How to stay productive and positive in these tumultuous times | Dr Ali Walker | Wellbeing
At ICMI we are fortunate to have Australia’s best business thinkers in our stable. Our speakers are experts in change management, dealing with disruption and guiding businesses through uncharted waters. The current health crisis presents several challenges in both protecting our staff’s health today, and protecting their wellbeing tomorrow as realities set in. With this in mind, we’ve asked our speakers to share their insights on how businesses can ride the shockwave and minimise the impact.
About the Author
Dr Ali Walker PhD is a speaker for ICMI on human connection, culture and leadership. Ali is a social scientist at the Centre for Social Impact, UNSW Sydney and the founder of Ality Life personality assessments. She is the bestselling author of Get Conscious: How to stop overthinking and come alive. Ali presented at TEDxUNSW on the topic ‘How to read and lead the room,’ and her talk was selected by TED.com to be featured on their website.
How to stay productive and positive in these tumultuous times
This pandemic is outside the rule book and has turned our environment upside down. It’s like we went to sleep in our normal lives and woke up in the jungle. All of the structures and positive habits we took for granted (as individuals and as organisations) are no longer applicable and the ground is moving beneath us.
We’re all naturally feeling disorientated and we’re in fight or flight. At the same time, many of our coping mechanisms (seeing friends and family, going out, going to the gym) have been taken away.
Here’s the key: this background mental load is making it harder for us all to focus, and get things done. If you imagine that we all have $100 of psychological energy each day, this pandemic is already taking up $25-50. The remaining money has to be spent wisely.
So how do we stay positive and productive in a time like this?
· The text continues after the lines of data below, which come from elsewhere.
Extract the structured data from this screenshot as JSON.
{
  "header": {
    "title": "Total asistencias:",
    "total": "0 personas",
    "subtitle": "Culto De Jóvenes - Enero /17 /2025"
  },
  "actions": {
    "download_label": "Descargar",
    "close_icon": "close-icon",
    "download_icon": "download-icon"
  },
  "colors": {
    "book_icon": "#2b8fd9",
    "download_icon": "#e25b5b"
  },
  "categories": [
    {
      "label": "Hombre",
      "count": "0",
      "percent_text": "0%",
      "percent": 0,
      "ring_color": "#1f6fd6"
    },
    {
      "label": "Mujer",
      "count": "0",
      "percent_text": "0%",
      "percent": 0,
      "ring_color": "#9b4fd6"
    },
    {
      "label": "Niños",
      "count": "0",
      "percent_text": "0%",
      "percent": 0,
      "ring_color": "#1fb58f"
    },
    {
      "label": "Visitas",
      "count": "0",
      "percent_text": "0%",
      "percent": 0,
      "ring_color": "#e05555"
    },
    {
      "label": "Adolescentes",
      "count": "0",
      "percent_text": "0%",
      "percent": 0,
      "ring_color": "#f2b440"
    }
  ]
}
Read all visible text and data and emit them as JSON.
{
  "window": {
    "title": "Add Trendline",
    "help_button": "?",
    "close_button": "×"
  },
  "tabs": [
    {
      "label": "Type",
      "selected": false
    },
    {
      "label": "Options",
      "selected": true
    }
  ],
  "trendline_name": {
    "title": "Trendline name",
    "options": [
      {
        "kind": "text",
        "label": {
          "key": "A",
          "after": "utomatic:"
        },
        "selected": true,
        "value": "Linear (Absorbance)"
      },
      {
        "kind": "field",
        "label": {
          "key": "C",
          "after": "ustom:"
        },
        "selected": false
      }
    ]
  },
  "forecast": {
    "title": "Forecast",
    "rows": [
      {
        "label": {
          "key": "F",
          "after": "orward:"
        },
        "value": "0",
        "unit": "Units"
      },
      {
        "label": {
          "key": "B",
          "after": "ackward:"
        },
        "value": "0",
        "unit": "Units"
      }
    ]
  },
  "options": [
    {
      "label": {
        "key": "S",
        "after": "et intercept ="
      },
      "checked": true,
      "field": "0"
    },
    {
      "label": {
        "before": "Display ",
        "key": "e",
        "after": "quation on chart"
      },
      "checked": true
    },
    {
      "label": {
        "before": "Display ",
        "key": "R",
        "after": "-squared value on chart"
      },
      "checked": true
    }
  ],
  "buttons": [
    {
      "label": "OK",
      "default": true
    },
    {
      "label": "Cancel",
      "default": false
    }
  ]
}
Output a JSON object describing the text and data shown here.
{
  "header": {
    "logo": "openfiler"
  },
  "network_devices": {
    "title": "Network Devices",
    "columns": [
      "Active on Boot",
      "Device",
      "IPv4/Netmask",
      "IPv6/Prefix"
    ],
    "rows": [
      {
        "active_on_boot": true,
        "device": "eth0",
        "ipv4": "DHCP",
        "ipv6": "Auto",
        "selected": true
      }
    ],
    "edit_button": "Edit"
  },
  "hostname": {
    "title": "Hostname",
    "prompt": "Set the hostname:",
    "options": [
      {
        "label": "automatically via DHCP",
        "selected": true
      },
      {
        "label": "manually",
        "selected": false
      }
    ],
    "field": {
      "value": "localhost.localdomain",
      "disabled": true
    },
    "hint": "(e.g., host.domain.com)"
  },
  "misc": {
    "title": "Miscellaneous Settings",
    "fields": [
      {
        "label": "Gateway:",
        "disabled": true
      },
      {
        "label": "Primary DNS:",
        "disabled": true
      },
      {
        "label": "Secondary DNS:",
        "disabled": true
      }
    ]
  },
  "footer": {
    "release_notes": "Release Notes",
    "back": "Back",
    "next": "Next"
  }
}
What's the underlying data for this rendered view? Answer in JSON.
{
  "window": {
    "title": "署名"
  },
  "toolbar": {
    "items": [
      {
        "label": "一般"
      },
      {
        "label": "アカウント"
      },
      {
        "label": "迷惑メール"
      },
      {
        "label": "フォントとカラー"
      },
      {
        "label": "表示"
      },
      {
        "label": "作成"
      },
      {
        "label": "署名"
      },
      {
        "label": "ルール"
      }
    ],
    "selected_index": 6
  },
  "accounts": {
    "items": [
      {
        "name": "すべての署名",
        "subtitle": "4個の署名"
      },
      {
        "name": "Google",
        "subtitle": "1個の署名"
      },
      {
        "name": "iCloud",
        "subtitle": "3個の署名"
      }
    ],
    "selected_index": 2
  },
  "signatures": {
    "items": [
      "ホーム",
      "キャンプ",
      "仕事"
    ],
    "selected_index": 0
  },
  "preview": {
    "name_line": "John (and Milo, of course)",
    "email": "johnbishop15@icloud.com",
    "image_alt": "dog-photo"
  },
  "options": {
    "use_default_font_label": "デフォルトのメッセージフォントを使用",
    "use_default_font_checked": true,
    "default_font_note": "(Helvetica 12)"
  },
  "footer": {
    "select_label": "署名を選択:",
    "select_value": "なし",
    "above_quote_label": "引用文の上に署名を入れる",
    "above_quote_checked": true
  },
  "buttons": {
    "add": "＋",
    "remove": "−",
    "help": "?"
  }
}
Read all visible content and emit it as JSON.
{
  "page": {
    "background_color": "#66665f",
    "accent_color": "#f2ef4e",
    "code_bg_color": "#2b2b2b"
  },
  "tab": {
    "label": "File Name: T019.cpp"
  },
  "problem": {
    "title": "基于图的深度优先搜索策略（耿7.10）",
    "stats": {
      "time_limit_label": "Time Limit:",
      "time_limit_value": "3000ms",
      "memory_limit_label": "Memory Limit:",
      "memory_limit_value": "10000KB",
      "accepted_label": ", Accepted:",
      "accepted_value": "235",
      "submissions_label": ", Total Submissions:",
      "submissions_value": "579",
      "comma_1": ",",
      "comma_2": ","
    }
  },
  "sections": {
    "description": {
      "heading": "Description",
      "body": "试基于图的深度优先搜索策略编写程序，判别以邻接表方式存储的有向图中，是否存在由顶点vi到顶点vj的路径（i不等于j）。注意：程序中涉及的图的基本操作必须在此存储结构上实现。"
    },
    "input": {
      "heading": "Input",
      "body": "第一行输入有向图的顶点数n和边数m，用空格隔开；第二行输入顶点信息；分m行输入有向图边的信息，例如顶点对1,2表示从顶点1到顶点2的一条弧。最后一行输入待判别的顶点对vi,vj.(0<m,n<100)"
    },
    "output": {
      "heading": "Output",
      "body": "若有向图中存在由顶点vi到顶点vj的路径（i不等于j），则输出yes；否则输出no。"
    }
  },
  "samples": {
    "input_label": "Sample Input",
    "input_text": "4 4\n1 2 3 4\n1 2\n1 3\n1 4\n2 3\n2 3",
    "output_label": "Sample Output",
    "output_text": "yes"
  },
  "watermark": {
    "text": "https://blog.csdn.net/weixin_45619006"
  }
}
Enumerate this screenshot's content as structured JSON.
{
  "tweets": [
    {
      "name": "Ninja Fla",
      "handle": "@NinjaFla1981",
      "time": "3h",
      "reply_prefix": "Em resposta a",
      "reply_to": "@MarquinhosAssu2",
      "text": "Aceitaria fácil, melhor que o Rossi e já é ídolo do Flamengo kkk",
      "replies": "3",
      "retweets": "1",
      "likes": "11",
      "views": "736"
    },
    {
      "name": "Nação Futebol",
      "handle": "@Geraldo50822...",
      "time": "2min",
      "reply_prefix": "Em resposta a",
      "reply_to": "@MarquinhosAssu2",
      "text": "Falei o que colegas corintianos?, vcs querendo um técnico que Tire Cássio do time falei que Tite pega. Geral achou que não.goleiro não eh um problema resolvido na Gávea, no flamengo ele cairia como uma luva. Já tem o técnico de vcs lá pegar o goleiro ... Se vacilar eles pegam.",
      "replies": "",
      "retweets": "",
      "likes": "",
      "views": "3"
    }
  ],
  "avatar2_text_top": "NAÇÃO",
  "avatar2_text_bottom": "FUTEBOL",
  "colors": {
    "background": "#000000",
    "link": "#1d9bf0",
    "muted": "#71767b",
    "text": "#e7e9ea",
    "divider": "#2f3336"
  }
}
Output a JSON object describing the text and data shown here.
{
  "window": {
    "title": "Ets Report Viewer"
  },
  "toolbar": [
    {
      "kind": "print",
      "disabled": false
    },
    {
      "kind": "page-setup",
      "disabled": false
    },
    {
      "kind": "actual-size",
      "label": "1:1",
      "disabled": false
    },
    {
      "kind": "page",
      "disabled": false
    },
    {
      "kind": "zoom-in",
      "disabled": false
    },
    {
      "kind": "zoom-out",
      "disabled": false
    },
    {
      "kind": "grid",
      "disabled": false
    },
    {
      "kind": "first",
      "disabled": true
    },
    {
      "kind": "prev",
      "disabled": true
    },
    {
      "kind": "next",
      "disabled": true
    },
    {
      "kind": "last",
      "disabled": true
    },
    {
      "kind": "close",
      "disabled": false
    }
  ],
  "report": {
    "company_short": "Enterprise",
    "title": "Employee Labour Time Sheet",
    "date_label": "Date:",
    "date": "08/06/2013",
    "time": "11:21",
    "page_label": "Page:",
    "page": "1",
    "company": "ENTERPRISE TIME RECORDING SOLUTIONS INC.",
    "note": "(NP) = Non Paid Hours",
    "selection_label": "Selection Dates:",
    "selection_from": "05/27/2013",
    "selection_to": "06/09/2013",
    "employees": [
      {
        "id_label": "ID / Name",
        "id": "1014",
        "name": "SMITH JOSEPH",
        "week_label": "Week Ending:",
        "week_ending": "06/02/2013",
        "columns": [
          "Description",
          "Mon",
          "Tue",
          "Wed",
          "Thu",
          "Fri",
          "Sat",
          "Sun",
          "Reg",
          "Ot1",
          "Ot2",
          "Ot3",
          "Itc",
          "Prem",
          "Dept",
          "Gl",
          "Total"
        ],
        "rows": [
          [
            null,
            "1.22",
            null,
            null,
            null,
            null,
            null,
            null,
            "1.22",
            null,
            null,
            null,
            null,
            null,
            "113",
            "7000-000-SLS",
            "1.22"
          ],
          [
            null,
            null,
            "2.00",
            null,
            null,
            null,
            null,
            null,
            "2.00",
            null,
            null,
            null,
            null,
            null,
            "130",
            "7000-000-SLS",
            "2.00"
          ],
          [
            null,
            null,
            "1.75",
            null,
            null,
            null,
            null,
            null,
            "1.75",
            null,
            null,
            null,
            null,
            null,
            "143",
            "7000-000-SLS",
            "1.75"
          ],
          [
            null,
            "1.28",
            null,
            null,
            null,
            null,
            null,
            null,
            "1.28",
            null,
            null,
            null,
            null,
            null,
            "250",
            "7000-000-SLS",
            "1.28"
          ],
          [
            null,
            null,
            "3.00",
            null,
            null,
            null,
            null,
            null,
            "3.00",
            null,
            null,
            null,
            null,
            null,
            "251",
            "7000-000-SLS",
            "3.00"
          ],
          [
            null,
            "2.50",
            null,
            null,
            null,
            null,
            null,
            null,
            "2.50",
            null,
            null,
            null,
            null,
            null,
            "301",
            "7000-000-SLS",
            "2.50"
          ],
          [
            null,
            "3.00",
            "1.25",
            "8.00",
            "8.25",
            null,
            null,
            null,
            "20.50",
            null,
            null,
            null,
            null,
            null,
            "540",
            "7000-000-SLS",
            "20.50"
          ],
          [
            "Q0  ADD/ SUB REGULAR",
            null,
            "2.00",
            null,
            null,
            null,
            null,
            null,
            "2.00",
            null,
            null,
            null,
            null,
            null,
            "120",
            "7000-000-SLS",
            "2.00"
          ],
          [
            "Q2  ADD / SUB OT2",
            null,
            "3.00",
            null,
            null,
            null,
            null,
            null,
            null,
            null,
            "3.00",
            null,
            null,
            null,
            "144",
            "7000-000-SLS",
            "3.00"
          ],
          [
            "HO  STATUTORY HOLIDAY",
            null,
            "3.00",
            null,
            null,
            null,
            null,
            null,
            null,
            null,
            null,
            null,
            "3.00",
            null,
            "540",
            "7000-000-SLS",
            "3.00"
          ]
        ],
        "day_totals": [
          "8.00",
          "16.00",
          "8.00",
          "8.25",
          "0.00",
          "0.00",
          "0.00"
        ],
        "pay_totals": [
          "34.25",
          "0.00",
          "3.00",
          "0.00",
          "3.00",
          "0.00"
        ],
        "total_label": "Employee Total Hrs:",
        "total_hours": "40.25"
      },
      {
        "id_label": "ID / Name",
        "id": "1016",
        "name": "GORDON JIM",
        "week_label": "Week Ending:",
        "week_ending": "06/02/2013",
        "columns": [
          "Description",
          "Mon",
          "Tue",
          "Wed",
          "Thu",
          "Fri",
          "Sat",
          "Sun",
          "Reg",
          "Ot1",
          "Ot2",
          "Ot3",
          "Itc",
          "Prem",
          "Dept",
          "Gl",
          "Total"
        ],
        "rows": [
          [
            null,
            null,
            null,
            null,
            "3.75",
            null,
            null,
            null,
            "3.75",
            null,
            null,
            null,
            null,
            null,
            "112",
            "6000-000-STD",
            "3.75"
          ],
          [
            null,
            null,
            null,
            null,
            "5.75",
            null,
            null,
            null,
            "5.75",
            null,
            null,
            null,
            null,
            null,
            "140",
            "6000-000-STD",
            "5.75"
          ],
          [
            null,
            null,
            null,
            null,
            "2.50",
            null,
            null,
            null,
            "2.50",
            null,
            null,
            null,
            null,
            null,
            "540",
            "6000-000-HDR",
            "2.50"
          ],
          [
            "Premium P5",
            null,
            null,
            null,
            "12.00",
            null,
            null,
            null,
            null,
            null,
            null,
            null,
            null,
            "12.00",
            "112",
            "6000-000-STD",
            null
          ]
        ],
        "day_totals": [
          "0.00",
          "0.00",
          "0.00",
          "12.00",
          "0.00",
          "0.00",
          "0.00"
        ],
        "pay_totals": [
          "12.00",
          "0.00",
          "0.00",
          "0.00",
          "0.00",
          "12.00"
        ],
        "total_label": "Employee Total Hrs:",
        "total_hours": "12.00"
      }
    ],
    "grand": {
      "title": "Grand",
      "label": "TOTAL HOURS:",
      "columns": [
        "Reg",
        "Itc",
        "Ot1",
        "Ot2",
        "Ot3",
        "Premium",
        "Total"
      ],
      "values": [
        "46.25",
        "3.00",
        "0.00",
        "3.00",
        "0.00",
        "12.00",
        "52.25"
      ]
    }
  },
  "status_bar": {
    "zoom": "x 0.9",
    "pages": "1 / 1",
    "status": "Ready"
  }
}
We need to set up our daily habits and environment so that they boost our energy.
Here are 5 evidence-informed suggestions:
- Acknowledge that constantly checking the news and social media for updates is not the best for our mental health. Set times to catch up: ‘I’ll watch the news at x’, or ‘I’ll check my phone at y.’ Turn your phone off at night.
- Create (and stick to) a morning routine. This starts the night before. Go to bed at the same time and wake up at the same time. Wake up and make your bed. Have a shower and get dressed. Eat breakfast. Even though a lot has changed, your morning routine doesn’t have to.
- Schedule your day. Set a time for every important task. Ask yourself, ‘how would I feel if this was finished at the end of today?’ This creates a signal to our brain that we are going to finish it. Plan your meals in the morning. Plan a time for movement/exercise in the morning. Be intentional about how the day is going to go. The more we remove small decisions from our day, the more energy we have.
- Run these positive thoughts through your mind whenever you’re low on energy: We’re not on our own. There are creative, intelligent, passionate professionals working around the clock to help us get through this. There will be an end to this, sooner than we think. Each night, write down 3 things that went well. This has been shown by Martin Seligman, the creator of positive psychology, to make us happier and more positive.
- Be kind and honest to the people around you. Focusing on others boosts our mood and makes us feel better. The more we name and communicate our feelings, the easier it is to move past them. Even if you don’t have the answers, reassure people by saying, ‘I’ll let you know as soon as I know,’ and keep them secure with daily updates. Ask staff, ‘How are you going and what do you need?’ Even if you can’t provide it, the connection will make them feel better.
Once this is all over, imagine being proud of how you handled it and what you created. Imagine having so much momentum when we emerge from this that you are the one able to turn threats and change into opportunities. This is outside the rule book, so it’s time we write our own.